152. Zaretskiy, N. Sergey Dyagilev'. Berlin, Rossica, 1929. Cloth with original wrappers bound in, 12 pp. (11-12 blank) + glossy leaf with black-and-white reproduction of portrait of Dyagilev' (Diaghileff) by Bakst. Text (entirely in Russian) begins on p. 3, above beginning of text is a small electrotype illustration of an eagle signed L. Bakst. No. 68 of an edition of 100 copies. Inscribed by the author under the colophon in Russian to Iosif Davidovich Levitan, a writer on ballet. "Rossica" was a Russian antiquarian bookshop. Rare. $750

 

ADDENDA

153. Haywood, Charles. The Gentile Note in Jewish Music. Wrappers, 7 + [1 blank] pp. Reprinted from The Chicago Jewish Forum, vol. 4, no. 3, Spring, 1946. Discusses non-Jewish composers, such as Elgar, Bruch, Moussourgsky, and Rimsky-Korsakoff, who were influenced by or adopted in their compositions the Jewish musical idiom. Fine. $20. [Four copies available.]

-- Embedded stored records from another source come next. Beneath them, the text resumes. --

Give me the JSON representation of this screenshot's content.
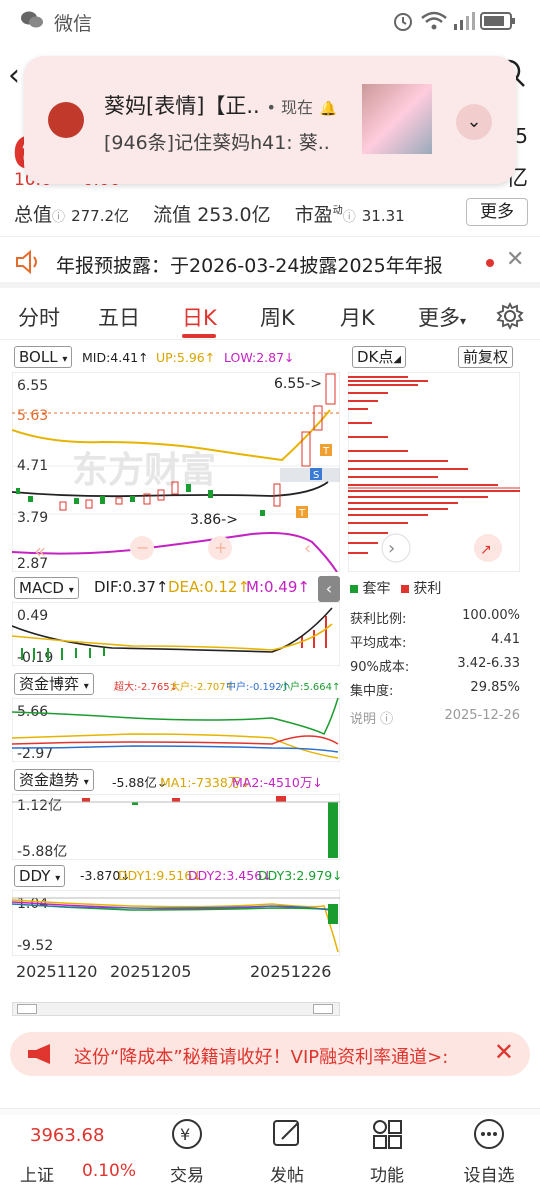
{
  "status_bar": {
    "app_name": "微信"
  },
  "notification": {
    "sender": "葵妈[表情]【正..",
    "meta": "• 现在",
    "message": "[946条]记住葵妈h41: 葵.."
  },
  "quote": {
    "price_partial": "6",
    "sub_partial": "10.0• • 0.00",
    "right_partial_1": "5",
    "right_partial_2": "亿",
    "total_value_label": "总值",
    "total_value": "277.2亿",
    "float_value_label": "流值",
    "float_value": "253.0亿",
    "pe_label": "市盈",
    "pe_sup": "动",
    "pe_value": "31.31",
    "more_button": "更多"
  },
  "report_banner": {
    "text": "年报预披露：于2026-03-24披露2025年年报"
  },
  "tabs": [
    {
      "label": "分时"
    },
    {
      "label": "五日"
    },
    {
      "label": "日K"
    },
    {
      "label": "周K"
    },
    {
      "label": "月K"
    },
    {
      "label": "更多"
    }
  ],
  "kline": {
    "indicator": "BOLL",
    "mid": "MID:4.41↑",
    "up": "UP:5.96↑",
    "low": "LOW:2.87↓",
    "y_labels": [
      "6.55",
      "5.63",
      "4.71",
      "3.79",
      "2.87"
    ],
    "high_marker": "6.55->",
    "low_marker": "3.86->",
    "watermark": "东方财富"
  },
  "dk_panel": {
    "dk_button": "DK点",
    "fq_button": "前复权",
    "legend_locked": "套牢",
    "legend_profit": "获利",
    "rows": [
      {
        "label": "获利比例:",
        "value": "100.00%"
      },
      {
        "label": "平均成本:",
        "value": "4.41"
      },
      {
        "label": "90%成本:",
        "value": "3.42-6.33"
      },
      {
        "label": "集中度:",
        "value": "29.85%"
      }
    ],
    "note_label": "说明",
    "note_date": "2025-12-26"
  },
  "macd": {
    "name": "MACD",
    "dif": "DIF:0.37↑",
    "dea": "DEA:0.12↑",
    "m": "M:0.49↑",
    "y_top": "0.49",
    "y_bottom": "-0.19"
  },
  "fund_game": {
    "name": "资金博弈",
    "super": "超大:-2.765↓",
    "big": "大户:-2.707↑",
    "mid": "中户:-0.192↑",
    "small": "小户:5.664↑",
    "y_top": "5.66",
    "y_bottom": "-2.97"
  },
  "fund_trend": {
    "name": "资金趋势",
    "value": "-5.88亿↓",
    "ma1": "MA1:-7338万↓",
    "ma2": "MA2:-4510万↓",
    "y_top": "1.12亿",
    "y_bottom": "-5.88亿"
  },
  "ddy": {
    "name": "DDY",
    "value": "-3.870↓",
    "ddy1": "DDY1:9.516↓",
    "ddy2": "DDY2:3.456↓",
    "ddy3": "DDY3:2.979↓",
    "y_top": "1.04",
    "y_bottom": "-9.52"
  },
  "dates": [
    "20251120",
    "20251205",
    "20251226"
  ],
  "promo": {
    "text": "这份“降成本”秘籍请收好！VIP融资利率通道>:"
  },
  "bottom_nav": {
    "index_value": "3963.68",
    "index_name": "上证",
    "index_change": "0.10%",
    "items": [
      {
        "label": "交易"
      },
      {
        "label": "发帖"
      },
      {
        "label": "功能"
      },
      {
        "label": "设自选"
      }
    ],
    "hidden_tabs": [
      "...",
      "..."
    ]
  },
  "colors": {
    "red": "#e0342e",
    "green": "#1a9c2e",
    "yellow": "#e6b400",
    "magenta": "#c423c4",
    "blue": "#2d6fd1"
  }
}
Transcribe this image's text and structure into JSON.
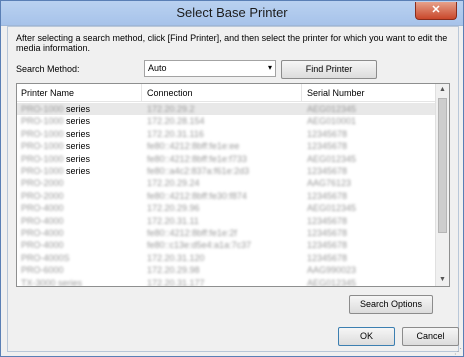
{
  "window": {
    "title": "Select Base Printer",
    "close_glyph": "✕"
  },
  "instruction": "After selecting a search method, click [Find Printer], and then select the printer for which you want to edit the media information.",
  "search": {
    "label": "Search Method:",
    "selected": "Auto",
    "dropdown_icon": "chevron-down-icon"
  },
  "buttons": {
    "find_printer": "Find Printer",
    "search_options": "Search Options",
    "ok": "OK",
    "cancel": "Cancel"
  },
  "list": {
    "columns": [
      "Printer Name",
      "Connection",
      "Serial Number"
    ],
    "rows": [
      {
        "model": "PRO-1000",
        "suffix": "series",
        "connection": "172.20.29.2",
        "serial": "AEG012345"
      },
      {
        "model": "PRO-1000",
        "suffix": "series",
        "connection": "172.20.28.154",
        "serial": "AEG010001"
      },
      {
        "model": "PRO-1000",
        "suffix": "series",
        "connection": "172.20.31.116",
        "serial": "12345678"
      },
      {
        "model": "PRO-1000",
        "suffix": "series",
        "connection": "fe80::4212:8bff:fe1e:ee",
        "serial": "12345678"
      },
      {
        "model": "PRO-1000",
        "suffix": "series",
        "connection": "fe80::4212:8bff:fe1e:f733",
        "serial": "AEG012345"
      },
      {
        "model": "PRO-1000",
        "suffix": "series",
        "connection": "fe80::a4c2:837a:f61e:2d3",
        "serial": "12345678"
      },
      {
        "model": "PRO-2000",
        "suffix": "",
        "connection": "172.20.29.24",
        "serial": "AAG76123"
      },
      {
        "model": "PRO-2000",
        "suffix": "",
        "connection": "fe80::4212:8bff:fe30:f874",
        "serial": "12345678"
      },
      {
        "model": "PRO-4000",
        "suffix": "",
        "connection": "172.20.29.96",
        "serial": "AEG012345"
      },
      {
        "model": "PRO-4000",
        "suffix": "",
        "connection": "172.20.31.11",
        "serial": "12345678"
      },
      {
        "model": "PRO-4000",
        "suffix": "",
        "connection": "fe80::4212:8bff:fe1e:2f",
        "serial": "12345678"
      },
      {
        "model": "PRO-4000",
        "suffix": "",
        "connection": "fe80::c13e:d5e4:a1a:7c37",
        "serial": "12345678"
      },
      {
        "model": "PRO-4000S",
        "suffix": "",
        "connection": "172.20.31.120",
        "serial": "12345678"
      },
      {
        "model": "PRO-6000",
        "suffix": "",
        "connection": "172.20.29.98",
        "serial": "AAG990023"
      },
      {
        "model": "TX-3000 series",
        "suffix": "",
        "connection": "172.20.31.177",
        "serial": "AEG012345"
      }
    ]
  }
}
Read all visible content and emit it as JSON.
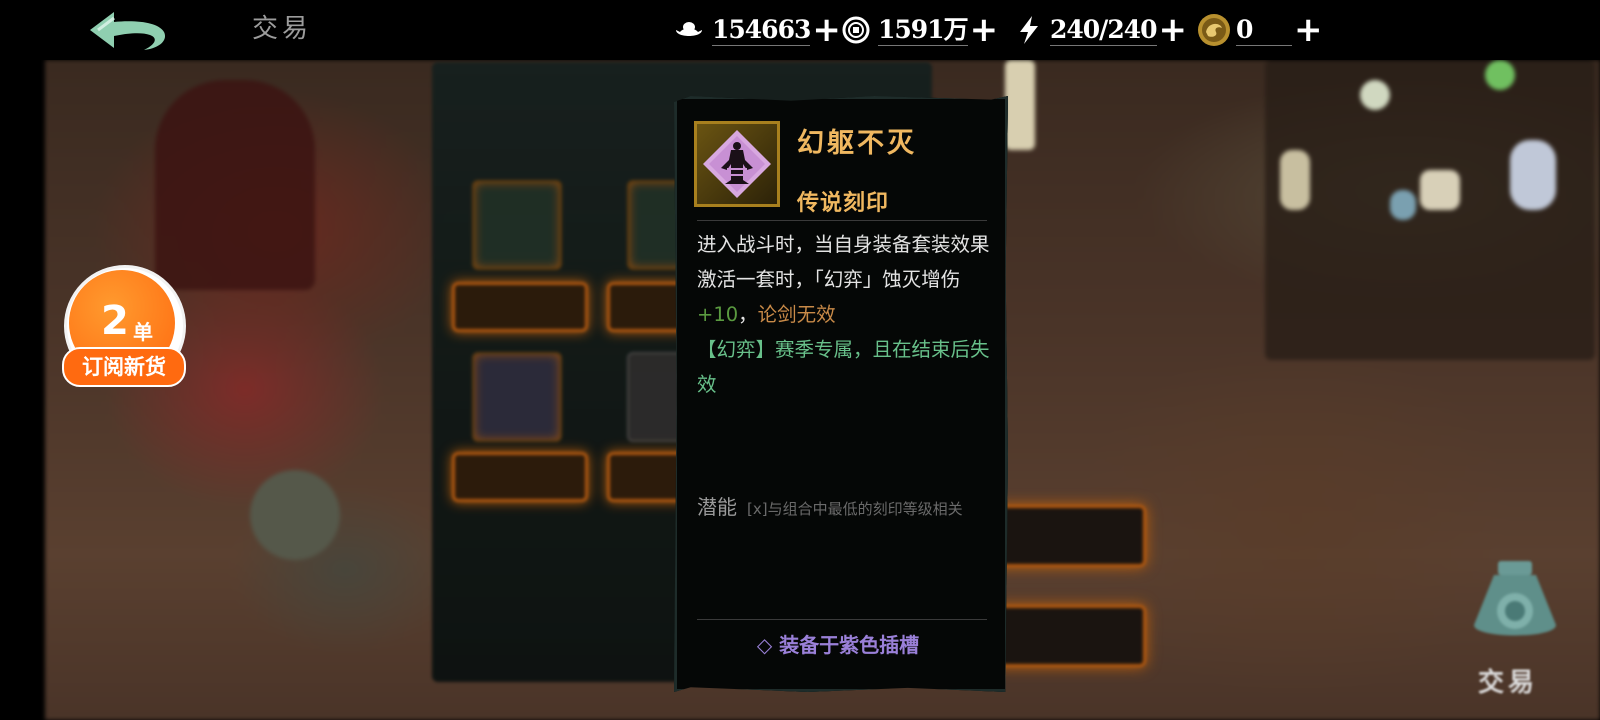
{
  "header": {
    "back_icon": "back-arrow-icon",
    "title": "交易"
  },
  "resources": [
    {
      "icon": "silver-ingot-icon",
      "value": "154663",
      "plus": "+"
    },
    {
      "icon": "copper-coin-icon",
      "value": "1591万",
      "plus": "+"
    },
    {
      "icon": "lightning-icon",
      "value": "240/240",
      "plus": "+"
    },
    {
      "icon": "gold-dragon-coin-icon",
      "value": "0",
      "plus": "+"
    }
  ],
  "subscribe": {
    "count": "2",
    "unit": "单",
    "label": "订阅新货"
  },
  "tooltip": {
    "icon": "imprint-figure-icon",
    "name": "幻躯不灭",
    "rarity": "传说刻印",
    "desc_part1": "进入战斗时，当自身装备套装效果激活一套时，「幻弈」蚀灭增伤",
    "desc_num": "+10",
    "desc_comma": "，",
    "desc_orange": "论剑无效",
    "desc_green": "【幻弈】赛季专属，且在结束后失效",
    "potential_label": "潜能",
    "potential_note": "[x]与组合中最低的刻印等级相关",
    "slot_note": "◇ 装备于紫色插槽",
    "colors": {
      "name": "#f0b860",
      "highlight_num": "#5a9a40",
      "highlight_orange": "#c88a48",
      "highlight_green": "#68c08a",
      "slot": "#9a80d8"
    }
  },
  "trade": {
    "icon": "trade-bag-icon",
    "label": "交易"
  }
}
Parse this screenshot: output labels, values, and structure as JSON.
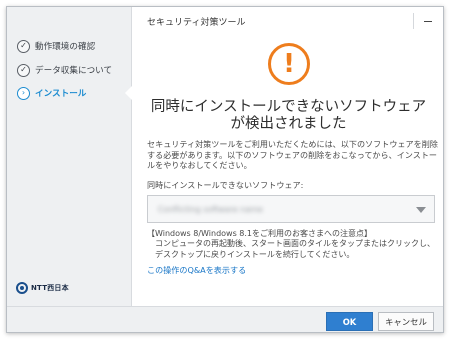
{
  "window": {
    "title": "セキュリティ対策ツール"
  },
  "sidebar": {
    "steps": [
      {
        "label": "動作環境の確認",
        "state": "done",
        "marker": "✓"
      },
      {
        "label": "データ収集について",
        "state": "done",
        "marker": "✓"
      },
      {
        "label": "インストール",
        "state": "active",
        "marker": "›"
      }
    ],
    "brand": "NTT西日本"
  },
  "main": {
    "warning_symbol": "!",
    "headline_line1": "同時にインストールできないソフトウェア",
    "headline_line2": "が検出されました",
    "description": "セキュリティ対策ツールをご利用いただくためには、以下のソフトウェアを削除する必要があります。以下のソフトウェアの削除をおこなってから、インストールをやりなおしてください。",
    "list_label": "同時にインストールできないソフトウェア:",
    "select_value": "Conflicting software name",
    "notice_title": "【Windows 8/Windows 8.1をご利用のお客さまへの注意点】",
    "notice_body": "コンピュータの再起動後、スタート画面のタイルをタップまたはクリックし、デスクトップに戻りインストールを続行してください。",
    "link_text": "この操作のQ&Aを表示する"
  },
  "footer": {
    "ok_label": "OK",
    "cancel_label": "キャンセル"
  },
  "colors": {
    "accent": "#1b8bd0",
    "warning": "#ee7d1d",
    "primary_button": "#2f7fd0",
    "link": "#1876c7"
  }
}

154. (Robeson, Paul) Busch, Ernst.6 (Six) Songs for Democracy. Discos de las Brigadas Internacionales. New York, Eric Bernay's Music Room, n.d. [ca. 1940]. Album holding three 78 rpm discs in sleeves. Discs good, album spine incomplete, corners of front cover worn. Small booklet which came with the set is lacking. The songs, by Hanns Eisler and others, were recorded in Barcelona in 1937 and released in Spain in 1938. Eloquently inscribed by Paul Robeson on the inside front cover: "These songs of the Spanish struggle  deeply reflect the democratic spirit. That spirit like Joe Hill "never died" . This album is a "must." Sincerely Paul Robeson." Robeson supplied the matrices for this American pressing. $350

155. Stravinsky, Igor. "Some ideas about my octuor." In: The Arts, vol. 5, no. 1, January, 1924, pp. 5-7. Wrappers, 4to, about very good condition, two small adhesions and a coin-sized spot on rear cover. An editorial note at the beginning of the article states in part: "This article . . . was especially written for The Arts and is the first article Stravinsky has ever written for publication." $25

 

 

Cover

Shown on the cover from top left going clockwise: Labor Stage program, collection C2 and # 132; composition by Borodin in the series "Music to the Masses," # 19; Green Mansions program for South of Yonkers, collection C1; composition celebrating the fiftieth birthday of Chaim Nachman Bialik by Joel Engel, # 34; anthology of Hungarian revolutionary songs, # 40; an American version of Eisler's Mass Song, # 33; and the "Solidarity Song" from the workers" film Kuhle Wampe, # 32.